Entries from a dataset of interfaces:
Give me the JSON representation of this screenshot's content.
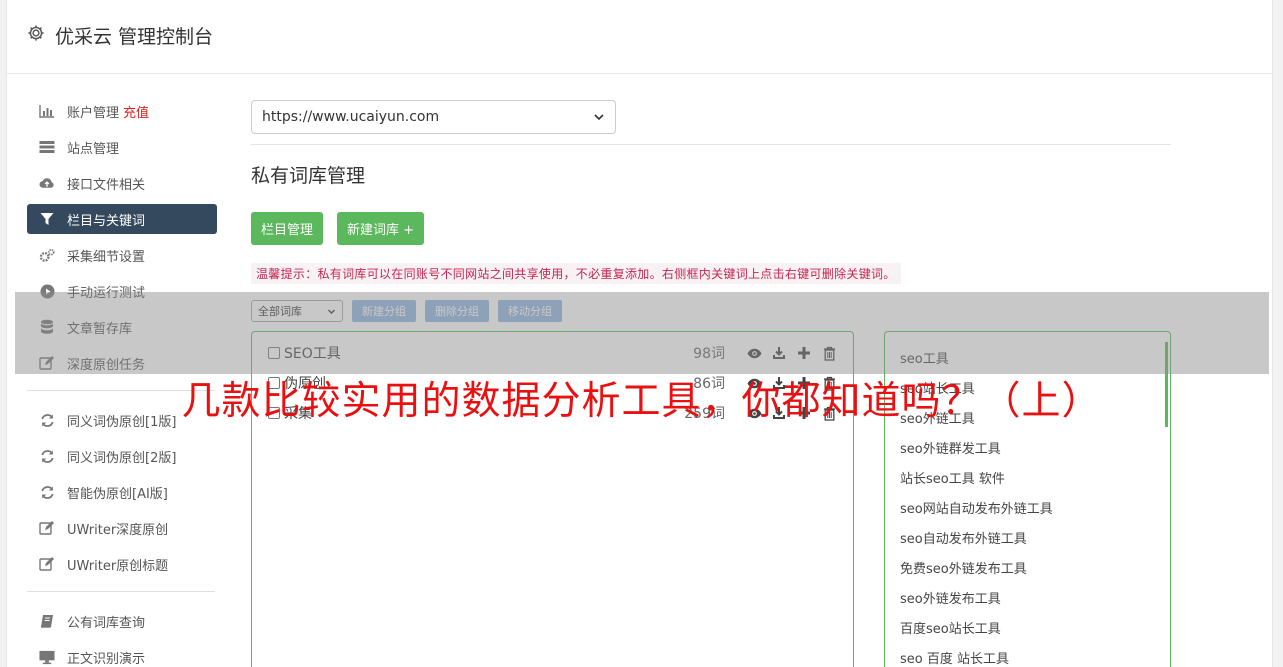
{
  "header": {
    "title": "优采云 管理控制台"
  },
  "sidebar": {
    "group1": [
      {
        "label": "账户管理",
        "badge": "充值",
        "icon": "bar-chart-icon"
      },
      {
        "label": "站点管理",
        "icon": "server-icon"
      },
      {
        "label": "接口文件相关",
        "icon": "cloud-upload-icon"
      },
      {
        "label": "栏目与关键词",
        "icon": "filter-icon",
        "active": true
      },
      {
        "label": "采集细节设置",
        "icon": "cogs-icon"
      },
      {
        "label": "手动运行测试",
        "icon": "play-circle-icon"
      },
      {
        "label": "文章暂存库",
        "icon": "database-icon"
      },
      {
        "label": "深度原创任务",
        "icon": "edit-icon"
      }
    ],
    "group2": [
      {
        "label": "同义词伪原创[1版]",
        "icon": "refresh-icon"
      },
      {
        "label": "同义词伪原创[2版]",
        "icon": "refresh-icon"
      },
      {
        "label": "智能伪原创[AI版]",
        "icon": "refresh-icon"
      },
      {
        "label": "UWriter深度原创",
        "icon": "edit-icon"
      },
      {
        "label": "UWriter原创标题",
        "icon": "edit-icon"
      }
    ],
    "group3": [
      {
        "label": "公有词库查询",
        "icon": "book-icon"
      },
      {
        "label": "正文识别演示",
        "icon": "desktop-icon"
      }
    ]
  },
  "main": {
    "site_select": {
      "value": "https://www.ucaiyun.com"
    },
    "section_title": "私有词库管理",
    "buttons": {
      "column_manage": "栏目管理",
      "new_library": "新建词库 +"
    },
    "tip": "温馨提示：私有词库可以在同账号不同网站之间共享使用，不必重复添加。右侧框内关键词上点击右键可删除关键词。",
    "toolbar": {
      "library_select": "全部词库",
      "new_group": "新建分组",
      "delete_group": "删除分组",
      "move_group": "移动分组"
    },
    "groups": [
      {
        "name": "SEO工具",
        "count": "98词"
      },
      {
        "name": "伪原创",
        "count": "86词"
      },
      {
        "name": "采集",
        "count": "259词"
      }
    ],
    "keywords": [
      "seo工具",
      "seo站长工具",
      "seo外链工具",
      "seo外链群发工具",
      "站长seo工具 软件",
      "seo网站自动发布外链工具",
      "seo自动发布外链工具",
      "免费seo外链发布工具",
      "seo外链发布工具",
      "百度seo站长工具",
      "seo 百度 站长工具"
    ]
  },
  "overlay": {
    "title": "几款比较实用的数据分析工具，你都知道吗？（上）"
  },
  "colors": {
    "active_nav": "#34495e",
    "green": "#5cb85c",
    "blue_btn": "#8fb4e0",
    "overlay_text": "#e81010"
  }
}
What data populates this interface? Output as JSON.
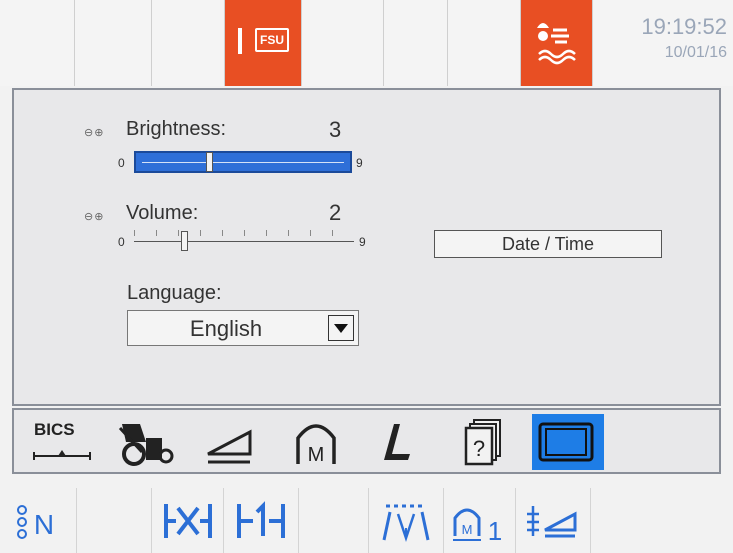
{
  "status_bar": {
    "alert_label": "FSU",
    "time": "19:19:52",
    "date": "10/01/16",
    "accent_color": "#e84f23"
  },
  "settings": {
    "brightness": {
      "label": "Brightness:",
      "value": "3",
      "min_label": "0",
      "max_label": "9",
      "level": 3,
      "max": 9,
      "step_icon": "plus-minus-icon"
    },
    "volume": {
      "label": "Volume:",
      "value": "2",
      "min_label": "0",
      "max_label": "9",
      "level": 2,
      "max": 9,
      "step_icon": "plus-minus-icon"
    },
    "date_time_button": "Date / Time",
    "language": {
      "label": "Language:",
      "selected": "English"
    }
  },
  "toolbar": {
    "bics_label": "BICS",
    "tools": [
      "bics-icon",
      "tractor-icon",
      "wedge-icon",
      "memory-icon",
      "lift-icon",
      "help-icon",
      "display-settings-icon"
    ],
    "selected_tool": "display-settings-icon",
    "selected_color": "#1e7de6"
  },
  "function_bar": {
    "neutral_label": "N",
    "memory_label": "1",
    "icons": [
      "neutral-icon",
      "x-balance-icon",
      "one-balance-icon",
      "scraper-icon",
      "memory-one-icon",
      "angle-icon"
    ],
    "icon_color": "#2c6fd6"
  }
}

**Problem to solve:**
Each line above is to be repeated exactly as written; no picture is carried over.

**The completed task:**
Give me the JSON representation of this screenshot's content.
{
  "header": {
    "title": "优采云 管理控制台"
  },
  "sidebar": {
    "group1": [
      {
        "label": "账户管理",
        "badge": "充值",
        "icon": "bar-chart-icon"
      },
      {
        "label": "站点管理",
        "icon": "server-icon"
      },
      {
        "label": "接口文件相关",
        "icon": "cloud-upload-icon"
      },
      {
        "label": "栏目与关键词",
        "icon": "filter-icon",
        "active": true
      },
      {
        "label": "采集细节设置",
        "icon": "cogs-icon"
      },
      {
        "label": "手动运行测试",
        "icon": "play-circle-icon"
      },
      {
        "label": "文章暂存库",
        "icon": "database-icon"
      },
      {
        "label": "深度原创任务",
        "icon": "edit-icon"
      }
    ],
    "group2": [
      {
        "label": "同义词伪原创[1版]",
        "icon": "refresh-icon"
      },
      {
        "label": "同义词伪原创[2版]",
        "icon": "refresh-icon"
      },
      {
        "label": "智能伪原创[AI版]",
        "icon": "refresh-icon"
      },
      {
        "label": "UWriter深度原创",
        "icon": "edit-icon"
      },
      {
        "label": "UWriter原创标题",
        "icon": "edit-icon"
      }
    ],
    "group3": [
      {
        "label": "公有词库查询",
        "icon": "book-icon"
      },
      {
        "label": "正文识别演示",
        "icon": "desktop-icon"
      }
    ]
  },
  "main": {
    "site_select": {
      "value": "https://www.ucaiyun.com"
    },
    "section_title": "私有词库管理",
    "buttons": {
      "column_manage": "栏目管理",
      "new_library": "新建词库 +"
    },
    "tip": "温馨提示：私有词库可以在同账号不同网站之间共享使用，不必重复添加。右侧框内关键词上点击右键可删除关键词。",
    "toolbar": {
      "library_select": "全部词库",
      "new_group": "新建分组",
      "delete_group": "删除分组",
      "move_group": "移动分组"
    },
    "groups": [
      {
        "name": "SEO工具",
        "count": "98词"
      },
      {
        "name": "伪原创",
        "count": "86词"
      },
      {
        "name": "采集",
        "count": "259词"
      }
    ],
    "keywords": [
      "seo工具",
      "seo站长工具",
      "seo外链工具",
      "seo外链群发工具",
      "站长seo工具 软件",
      "seo网站自动发布外链工具",
      "seo自动发布外链工具",
      "免费seo外链发布工具",
      "seo外链发布工具",
      "百度seo站长工具",
      "seo 百度 站长工具"
    ]
  },
  "overlay": {
    "title": "几款比较实用的数据分析工具，你都知道吗？（上）"
  },
  "colors": {
    "active_nav": "#34495e",
    "green": "#5cb85c",
    "blue_btn": "#8fb4e0",
    "overlay_text": "#e81010"
  }
}
What data populates this interface? Output as JSON.
{
  "status_bar": {
    "alert_label": "FSU",
    "time": "19:19:52",
    "date": "10/01/16",
    "accent_color": "#e84f23"
  },
  "settings": {
    "brightness": {
      "label": "Brightness:",
      "value": "3",
      "min_label": "0",
      "max_label": "9",
      "level": 3,
      "max": 9,
      "step_icon": "plus-minus-icon"
    },
    "volume": {
      "label": "Volume:",
      "value": "2",
      "min_label": "0",
      "max_label": "9",
      "level": 2,
      "max": 9,
      "step_icon": "plus-minus-icon"
    },
    "date_time_button": "Date / Time",
    "language": {
      "label": "Language:",
      "selected": "English"
    }
  },
  "toolbar": {
    "bics_label": "BICS",
    "tools": [
      "bics-icon",
      "tractor-icon",
      "wedge-icon",
      "memory-icon",
      "lift-icon",
      "help-icon",
      "display-settings-icon"
    ],
    "selected_tool": "display-settings-icon",
    "selected_color": "#1e7de6"
  },
  "function_bar": {
    "neutral_label": "N",
    "memory_label": "1",
    "icons": [
      "neutral-icon",
      "x-balance-icon",
      "one-balance-icon",
      "scraper-icon",
      "memory-one-icon",
      "angle-icon"
    ],
    "icon_color": "#2c6fd6"
  }
}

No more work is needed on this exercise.